How strange was this? Peyton Manning is superb in the last few minutes of the half, as defenses usually play the deep ball, blitz only three rushers, and give up the 5 yard dink for free. Up until that point, the Colts offense had owned the Saints' D', the only punt coming on a dropped ball which probably would have put the Colts back in scoring position. Add to that, when the Colts' are passing, their normal scoring drives don't even last two minutes. The clock was totally not even a factor. And isn't giving the ball to the Saints with timeouts and 1 minute left at mid-field basically the worst-case scenario? Three running plays virtually guaranteed that outcome, as the Colts average just 3 yards a carry rushing, and got exactly that on those three plays. There is safe and then there is stupid. This was the latter.

And, if the Colts had gone down and gotten a field goal (perhaps the most likely scenario), then that six point swing would have made a huge difference later in the game, as the Colts would have been leading by 20-13 when the Saints scored their late touchdown, in which case they'd have gone for 1 instead of 2, tying the game at 20. In that case, even if Peyton still had thrown his pick-6, they Colts would only have trailed by 7 going into the final drive, which would have made it a bit more meaningful...

Other than that, I probably would not have attempted that 51 yard field goal in the 2nd half... Or heaved one downfield on 3rd and 11... Makes more sense to me to take the free 5-7 yard dump on 3rd down and hope you break a tackle, and then go for it on 4th...

Wednesday, February 3, 2010

US Exports -- 3rd best!

Surprisingly (to me at least), the US is now 3rd in worldwide merchandise exports, as according to the CIA Factbook.

I guess it'd be important to look at the total number for goods and services before we conclude that these numbers are scary, but goods aren't likely to reverse the ordering much -- the US exports way more in merchandise than in services.

This is something the US should do something about.

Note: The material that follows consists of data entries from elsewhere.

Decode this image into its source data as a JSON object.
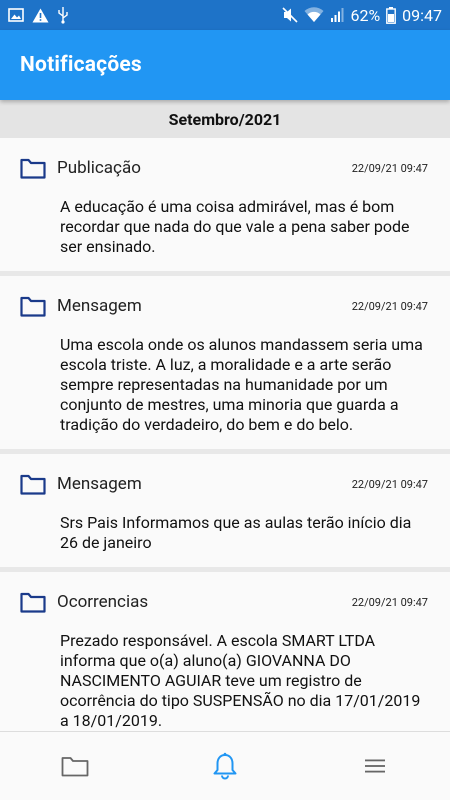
{
  "status_bar": {
    "battery": "62%",
    "time": "09:47",
    "icons": [
      "image-icon",
      "warning-icon",
      "usb-icon",
      "mute-icon",
      "wifi-icon",
      "signal-icon",
      "battery-icon"
    ]
  },
  "appbar": {
    "title": "Notificações"
  },
  "month_header": "Setembro/2021",
  "notifications": [
    {
      "type": "Publicação",
      "date": "22/09/21 09:47",
      "body": "A educação é uma coisa admirável, mas é bom recordar que nada do que vale a pena saber pode ser ensinado."
    },
    {
      "type": "Mensagem",
      "date": "22/09/21 09:47",
      "body": "Uma escola onde os alunos mandassem seria uma escola triste. A luz, a moralidade e a arte serão sempre representadas na humanidade por um conjunto de mestres, uma minoria que guarda a tradição do verdadeiro, do bem e do belo."
    },
    {
      "type": "Mensagem",
      "date": "22/09/21 09:47",
      "body": "Srs Pais Informamos que as aulas terão início dia 26 de janeiro"
    },
    {
      "type": "Ocorrencias",
      "date": "22/09/21 09:47",
      "body": "Prezado responsável. A escola SMART LTDA informa que o(a) aluno(a) GIOVANNA DO NASCIMENTO AGUIAR teve um registro de ocorrência do tipo SUSPENSÃO no dia 17/01/2019 a 18/01/2019."
    }
  ],
  "bottom_nav": [
    "folder-icon",
    "bell-icon",
    "menu-icon"
  ],
  "colors": {
    "appbar": "#2196f3",
    "statusbar": "#1e73c8",
    "folder": "#1a3a8a",
    "active_nav": "#2196f3",
    "inactive_nav": "#666666"
  }
}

I.e., by getting China to peg its currency at a higher rate, or by having the US Treasury sell debt just to buy foreign government debt, thus weakening the dollar and providing a boost to US exports. Long term, of course, it would be nice to get our fiscal house in order as well, but not until we've got a sustained recovery.

1 European Union $ 1,952,000,000,000 2007 est.
2 China $ 1,194,000,000,000 2009 est.
3 Germany $ 1,187,000,000,000 2009 est.
4 United States $ 994,700,000,000 2009 est.
5 Japan $ 516,300,000,000 2009 est.
6 France $ 456,800,000,000 2009 est.
7 Netherlands $ 397,600,000,000 2009 est.
8 Italy $ 369,000,000,000 2009 est.
9 Korea, South $ 355,100,000,000 2009 est.
10 United Kingdom $ 351,300,000,000 2009 est.
11 Hong Kong $ 326,900,000,000 2009 est.
12 Canada $ 298,500,000,000 2009 est.
13 Belgium $ 296,100,000,000 2009 est.
14 Russia $ 295,600,000,000 2009 est.
15 Singapore $ 245,000,000,000 2009 est.
16 Mexico $ 223,600,000,000 2009 est.
17 Spain $ 215,700,000,000 2009 est.
18 Taiwan $ 198,400,000,000 2009 est.
19 Switzerland $ 190,100,000,000 2009 est.
20 Saudi Arabia $ 180,500,000,000 2009 est.

And notice, we're behind China even counting Hong Kong separately...

Oni ha soto, fuku ha uchi!

Happy Setsubun!